Activity: Where the data below contains pictures, omit them; output the rest word for word.

[Web page and app entries]
┄┄┄┄┄┄┄┄┄┄┄┄┄┄┄┄┄┄┄┄

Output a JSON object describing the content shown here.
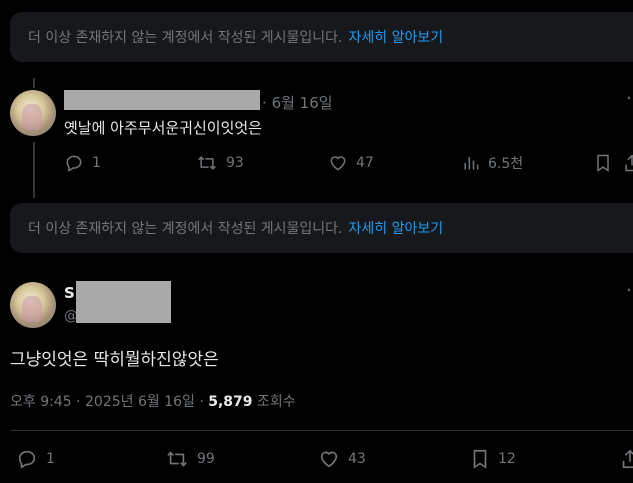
{
  "notices": [
    {
      "text": "더 이상 존재하지 않는 계정에서 작성된 게시물입니다.",
      "link": "자세히 알아보기"
    },
    {
      "text": "더 이상 존재하지 않는 계정에서 작성된 게시물입니다.",
      "link": "자세히 알아보기"
    }
  ],
  "reply_post": {
    "date_separator": "·",
    "date": "6월 16일",
    "text": "옛날에 아주무서운귀신이잇엇은",
    "replies": "1",
    "reposts": "93",
    "likes": "47",
    "views": "6.5천"
  },
  "main_post": {
    "name_initial": "S",
    "handle_prefix": "@",
    "text": "그냥잇엇은 딱히뭘하진않앗은",
    "time": "오후 9:45 · 2025년 6월 16일 ·",
    "views_count": "5,879",
    "views_label": "조회수",
    "replies": "1",
    "reposts": "99",
    "likes": "43",
    "bookmarks": "12"
  },
  "colors": {
    "background": "#000000",
    "card": "#16181c",
    "link": "#1d9bf0",
    "muted": "#71767b",
    "text": "#e7e9ea"
  }
}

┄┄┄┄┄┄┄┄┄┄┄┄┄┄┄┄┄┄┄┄

Solution to this exercise:
Output a JSON object describing the content shown here.
{
  "notices": [
    {
      "text": "더 이상 존재하지 않는 계정에서 작성된 게시물입니다.",
      "link": "자세히 알아보기"
    },
    {
      "text": "더 이상 존재하지 않는 계정에서 작성된 게시물입니다.",
      "link": "자세히 알아보기"
    }
  ],
  "reply_post": {
    "date_separator": "·",
    "date": "6월 16일",
    "text": "옛날에 아주무서운귀신이잇엇은",
    "replies": "1",
    "reposts": "93",
    "likes": "47",
    "views": "6.5천"
  },
  "main_post": {
    "name_initial": "S",
    "handle_prefix": "@",
    "text": "그냥잇엇은 딱히뭘하진않앗은",
    "time": "오후 9:45 · 2025년 6월 16일 ·",
    "views_count": "5,879",
    "views_label": "조회수",
    "replies": "1",
    "reposts": "99",
    "likes": "43",
    "bookmarks": "12"
  },
  "colors": {
    "background": "#000000",
    "card": "#16181c",
    "link": "#1d9bf0",
    "muted": "#71767b",
    "text": "#e7e9ea"
  }
}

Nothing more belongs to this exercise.